Current recommendations for back sleeping (also called the supine position) is supported by research and we know it is a safer sleeping position for babies. We also know that SIDS deaths have dropped by 50 percent since we started placing babies on their backs for sleep. That’s a lot of babies that are surviving.
Also, these sleeping recommendations have been expanded to give our babies safe sleep environments, which include things like not smoking around infants and avoid putting infants in rooms where they may get too hot.
By closely following these evidence-based actions, we are eliminating sleep-related deaths for all babies and their families.
Q: My baby doesn’t seem comfortable on his back and seems to wake more often. Should I be concerned about their comfort?
A: Babies do tend to rouse (wake up) more often when on their backs; however, the fact that babies rouse more often is actually believed to be a protective factor against SIDS. This means that instead of “forgetting” to breathe because they are so soundly asleep, a baby on their back will rouse more often and ensure that their underdeveloped respiratory system keeps working correctly.
Q: Why would I want to put my baby all alone in a crib by themselves? That seems more dangerous to me.
A: Just because it is recommended that your baby is alone in her crib, doesn’t mean she needs to be left all alone and by themselves!
To clarify, babies should be alone in their crib without other children and items like blankets, toys and crib bumpers. However, they should still be close to you no matter where their crib is placed. We call this “room-sharing” without “bed sharing.”
Room-sharing is shown to be protective of your baby, especially when they are very young. As your child gets older, you can decide when the right time is to move him or her into their own room. Until then, keep them close, but keep them safe in their own space too.
Q: My doctor, a nurse and my mother all gave me different information about my infant’s sleep practices. Who should I listen to about sleep safety?
A: Gather as much information as you can and follow your instincts. Even advocates for bed-sharing acknowledge that there are clearly defined steps you should take to reduce your child’s risk of sleep-related death.
These steps align with the advice posted here and are positive healthy ways to improve your child’s well-being. Certain medical conditions may require you to follow different advice than what is provided in this Q&A. Always take into account special circumstances when deciding what is best for you and your family.
Q: Why is smoking bad for my baby and their sleep?
A: Tobacco smoke is damaging to everyone’s lungs, especially for the undeveloped lungs of infants who are new to the world. Tobacco usage by mothers, while pregnant and after birth, has been linked to an increased risk for SIDS. Additionally, you want to avoid all drugs and alcohol when you are nursing your baby or in charge of caring for them.
Q: I’m worried about my baby being cold and getting sick. Why do they suggest no extra blankets in their crib?
A: Most babies only need about one layer more than what you, the adult, are wearing.

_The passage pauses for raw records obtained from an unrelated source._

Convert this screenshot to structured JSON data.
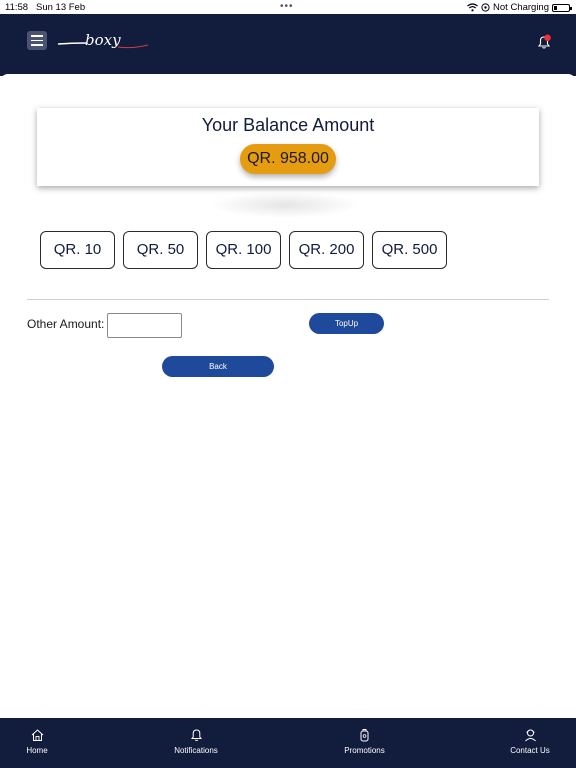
{
  "status_bar": {
    "time": "11:58",
    "date": "Sun 13 Feb",
    "charging": "Not Charging",
    "icons": [
      "wifi-icon",
      "location-icon",
      "battery-icon"
    ]
  },
  "header": {
    "logo_text": "boxy",
    "icons": [
      "menu-icon",
      "bell-icon"
    ],
    "colors": {
      "background": "#121c3c",
      "notification_dot": "#e8323c"
    }
  },
  "balance": {
    "title": "Your Balance Amount",
    "amount": "QR. 958.00",
    "pill_color": "#e69c10"
  },
  "amount_options": [
    {
      "label": "QR. 10"
    },
    {
      "label": "QR. 50"
    },
    {
      "label": "QR. 100"
    },
    {
      "label": "QR. 200"
    },
    {
      "label": "QR. 500"
    }
  ],
  "other_amount": {
    "label": "Other Amount:",
    "value": "",
    "placeholder": ""
  },
  "buttons": {
    "topup": "TopUp",
    "back": "Back",
    "color": "#1f4a9c"
  },
  "tab_bar": {
    "items": [
      {
        "label": "Home",
        "icon": "home-icon"
      },
      {
        "label": "Notifications",
        "icon": "bell-icon"
      },
      {
        "label": "Promotions",
        "icon": "promotions-icon"
      },
      {
        "label": "Contact Us",
        "icon": "contact-icon"
      }
    ]
  }
}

Very young babies are still learning how to regulate their body temperatures and overheating them is dangerous. Therefore, adding an additional layer is sufficient for keeping them warm without being too hot.

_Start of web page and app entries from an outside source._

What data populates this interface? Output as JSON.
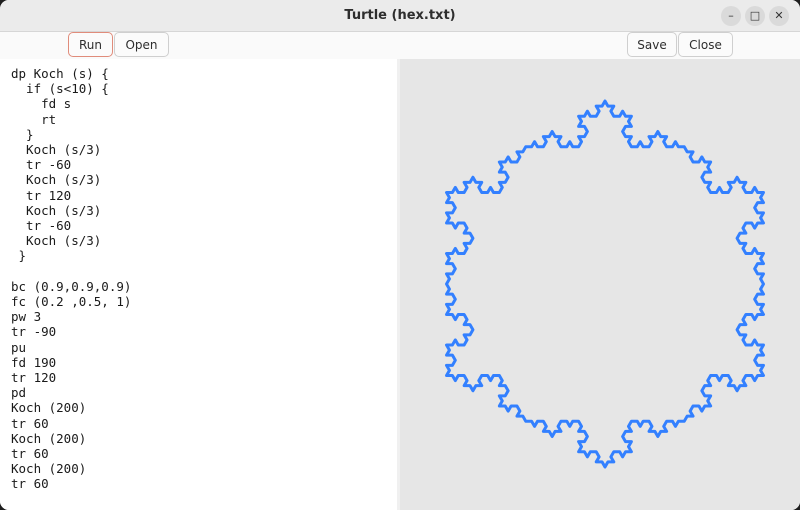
{
  "window": {
    "title": "Turtle (hex.txt)",
    "controls": {
      "minimize": "–",
      "maximize": "□",
      "close": "✕"
    }
  },
  "toolbar": {
    "run_label": "Run",
    "open_label": "Open",
    "save_label": "Save",
    "close_label": "Close"
  },
  "editor": {
    "code": "dp Koch (s) {\n  if (s<10) {\n    fd s\n    rt\n  }\n  Koch (s/3)\n  tr -60\n  Koch (s/3)\n  tr 120\n  Koch (s/3)\n  tr -60\n  Koch (s/3)\n }\n\nbc (0.9,0.9,0.9)\nfc (0.2 ,0.5, 1)\npw 3\ntr -90\npu\nfd 190\ntr 120\npd\nKoch (200)\ntr 60\nKoch (200)\ntr 60\nKoch (200)\ntr 60"
  },
  "canvas": {
    "background_color": "#e6e6e6",
    "stroke_color": "#3380ff",
    "shape": "hexagon-koch-curve"
  }
}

For example, if you are at home wearing a short sleeve t-shirt and jeans, your baby will be fine in a long sleeved sleeper. No extra blankets and quilts needed. Some people even dress their babies in a “sleep sack.” Additionally, extra blankets and quilts pose a very serious risk for suffocation. Keeping extra items such as this out of the crib eliminates the risk for sleep-related death.
Page last updated 03/08/2016